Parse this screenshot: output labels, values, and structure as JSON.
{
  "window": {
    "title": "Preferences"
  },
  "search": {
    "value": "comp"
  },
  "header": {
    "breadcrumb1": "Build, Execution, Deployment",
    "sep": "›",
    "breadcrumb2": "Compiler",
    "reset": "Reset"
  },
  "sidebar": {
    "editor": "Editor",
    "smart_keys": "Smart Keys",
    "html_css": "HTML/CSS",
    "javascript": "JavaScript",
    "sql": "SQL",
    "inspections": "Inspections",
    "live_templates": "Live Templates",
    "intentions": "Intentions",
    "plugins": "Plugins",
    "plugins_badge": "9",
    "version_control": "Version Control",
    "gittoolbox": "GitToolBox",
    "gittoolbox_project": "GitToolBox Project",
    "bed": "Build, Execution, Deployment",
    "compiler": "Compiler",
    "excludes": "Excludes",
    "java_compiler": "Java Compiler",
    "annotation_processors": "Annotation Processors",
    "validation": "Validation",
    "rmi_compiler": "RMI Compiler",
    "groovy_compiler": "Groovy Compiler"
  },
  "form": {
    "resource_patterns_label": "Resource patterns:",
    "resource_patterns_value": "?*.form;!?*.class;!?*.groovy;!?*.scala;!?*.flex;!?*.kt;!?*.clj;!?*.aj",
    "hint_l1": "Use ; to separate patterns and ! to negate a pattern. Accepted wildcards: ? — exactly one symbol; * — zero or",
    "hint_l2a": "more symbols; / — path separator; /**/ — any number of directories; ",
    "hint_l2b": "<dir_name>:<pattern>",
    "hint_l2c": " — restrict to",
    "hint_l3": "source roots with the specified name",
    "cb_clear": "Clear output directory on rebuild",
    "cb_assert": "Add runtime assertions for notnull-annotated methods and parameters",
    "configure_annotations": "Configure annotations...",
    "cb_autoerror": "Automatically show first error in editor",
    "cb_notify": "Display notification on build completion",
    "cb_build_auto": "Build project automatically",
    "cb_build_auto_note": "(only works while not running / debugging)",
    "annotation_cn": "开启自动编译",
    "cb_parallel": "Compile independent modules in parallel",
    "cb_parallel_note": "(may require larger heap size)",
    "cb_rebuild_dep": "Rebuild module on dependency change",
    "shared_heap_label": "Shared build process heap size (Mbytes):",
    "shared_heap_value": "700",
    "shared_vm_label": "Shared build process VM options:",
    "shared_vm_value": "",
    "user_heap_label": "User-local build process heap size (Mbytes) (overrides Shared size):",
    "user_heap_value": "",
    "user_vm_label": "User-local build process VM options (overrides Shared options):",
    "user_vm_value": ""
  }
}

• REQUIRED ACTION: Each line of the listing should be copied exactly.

• TASK ANSWER:
Parse this screenshot: output labels, values, and structure as JSON.
{
  "window": {
    "title": "Preferences"
  },
  "search": {
    "value": "comp"
  },
  "header": {
    "breadcrumb1": "Build, Execution, Deployment",
    "sep": "›",
    "breadcrumb2": "Compiler",
    "reset": "Reset"
  },
  "sidebar": {
    "editor": "Editor",
    "smart_keys": "Smart Keys",
    "html_css": "HTML/CSS",
    "javascript": "JavaScript",
    "sql": "SQL",
    "inspections": "Inspections",
    "live_templates": "Live Templates",
    "intentions": "Intentions",
    "plugins": "Plugins",
    "plugins_badge": "9",
    "version_control": "Version Control",
    "gittoolbox": "GitToolBox",
    "gittoolbox_project": "GitToolBox Project",
    "bed": "Build, Execution, Deployment",
    "compiler": "Compiler",
    "excludes": "Excludes",
    "java_compiler": "Java Compiler",
    "annotation_processors": "Annotation Processors",
    "validation": "Validation",
    "rmi_compiler": "RMI Compiler",
    "groovy_compiler": "Groovy Compiler"
  },
  "form": {
    "resource_patterns_label": "Resource patterns:",
    "resource_patterns_value": "?*.form;!?*.class;!?*.groovy;!?*.scala;!?*.flex;!?*.kt;!?*.clj;!?*.aj",
    "hint_l1": "Use ; to separate patterns and ! to negate a pattern. Accepted wildcards: ? — exactly one symbol; * — zero or",
    "hint_l2a": "more symbols; / — path separator; /**/ — any number of directories; ",
    "hint_l2b": "<dir_name>:<pattern>",
    "hint_l2c": " — restrict to",
    "hint_l3": "source roots with the specified name",
    "cb_clear": "Clear output directory on rebuild",
    "cb_assert": "Add runtime assertions for notnull-annotated methods and parameters",
    "configure_annotations": "Configure annotations...",
    "cb_autoerror": "Automatically show first error in editor",
    "cb_notify": "Display notification on build completion",
    "cb_build_auto": "Build project automatically",
    "cb_build_auto_note": "(only works while not running / debugging)",
    "annotation_cn": "开启自动编译",
    "cb_parallel": "Compile independent modules in parallel",
    "cb_parallel_note": "(may require larger heap size)",
    "cb_rebuild_dep": "Rebuild module on dependency change",
    "shared_heap_label": "Shared build process heap size (Mbytes):",
    "shared_heap_value": "700",
    "shared_vm_label": "Shared build process VM options:",
    "shared_vm_value": "",
    "user_heap_label": "User-local build process heap size (Mbytes) (overrides Shared size):",
    "user_heap_value": "",
    "user_vm_label": "User-local build process VM options (overrides Shared options):",
    "user_vm_value": ""
  }
}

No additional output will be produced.